In addition to the display of the quilt (which, in the event of rain, will be shown in Beckham Hall), there will be several open discussion groups. Students for Consent and Communication will lead one facilitation. Another discussion will touch upon issues of intersectionality and sexual violence. The facilitators will address the unique experiences of women of color, male survivors, trans people, and undocumented immigrants (among others) who experience sexual violence. Both of these discussions will be held in small tents surrounding the larger quilt, and all are welcome to participate. There will be another open station where students can sit, reflect, and make crafts. This artwork, along with quotes from attendees, will be collected into a zine.
Concurrently, there will be an art show in Zelnick Pavilion called “Experience and Messages of Support.”
The show was coordinated by Tess Altman ’17, Denisse Reyes ’15, Yiyang Wang ’15, and Kate Weiner ’15. Reyes explains, “We decided to do the show in conjunction with the Monument Quilt because we thought it would be a good idea to have a place where people could relax and heal. We want a space where people can be comfortable.” The coordinators will display paintings and drawings that expresses positive messages for survivors of sexual violence. The show may also feature music and performance art. Students are welcoming to submit artwork until Monday, September 1, at midnight.
Reyes believes that art plays an important role in the healing process for survivors. “Art is such a cathartic thing, and it’s an important way to express yourself. The goal is healing in all ways – for artists and for people on campus.” Survivors may take comfort in creating art for display at the show, but they will also be reminded that many people on campus support them. “They’re [made] aware that their peers are involved in the healing process and are listening to them,” adds Reyes.

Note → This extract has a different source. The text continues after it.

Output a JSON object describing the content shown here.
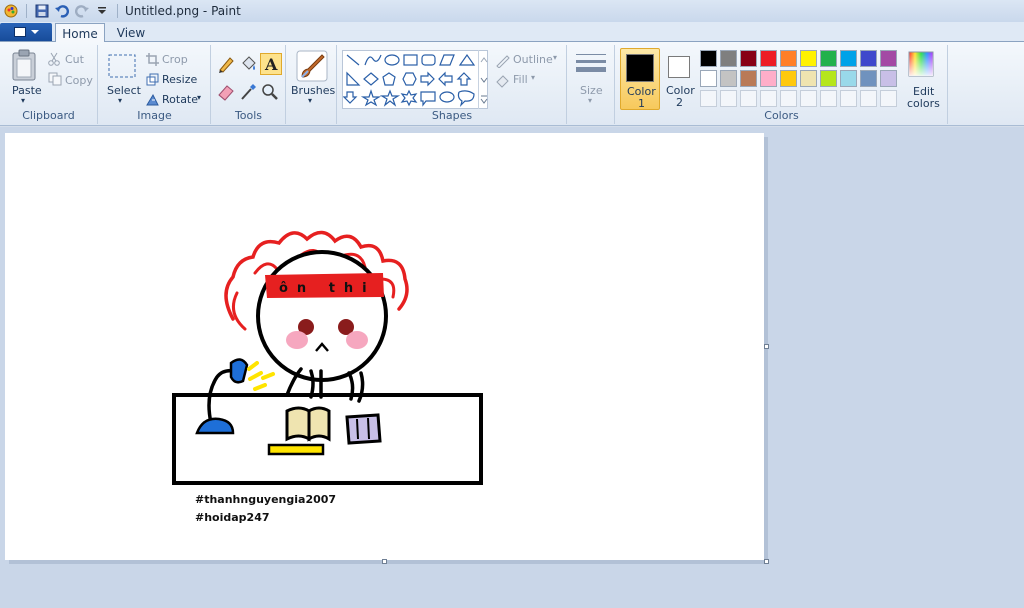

The coordinators hope to display artwork by survivors and also by those who stand in solidarity with them. “It takes pressure off of survivors so that they’re not ‘outing’ themselves if they don’t want to, ” Reyes explains. Murtagh agrees that everyone can participate in the conversation about sexual assault on campus. “It affects everyone,” she points out.
If you are inspired by the art show and the Monument Quilt display, you also can participate in a quilt-making workshop on Sunday, September 7. These squares will be added to the larger Monument Quilt. The workshop will be held at 27 Brainerd Road from 1:00 to 5:00 pm, though the location and time are subject to change. The final details will likely be posted to Wesleying later this week.
You can also combat rape culture by enrolling in We Speak We Stand Bystander Intervention Trainings this week. These sessions train students on how to help their peers if they witness a potential dangerous situation. They will be held on Thursday, September 4th from 5:30 to 8:30 PM, and on Sunday, September 7th, from 10:00 AM to 1:00 PM. Food will be provided, and participants must be available for the entire session. You can sign up for a session here before Wednesday, September 3rd.
Finally, though the Monument Quilt is only here for a day, the culture that it criticizes will persist for many semesters unless the majority of the campus community decides to make a change. If you are moved by the Monument Quilt, think about how you can support survivors and prevent sexual violence. Rape culture is pervasive in our language, actions, policies, and institutions at this school. We are the only ones can decide to eradicate it.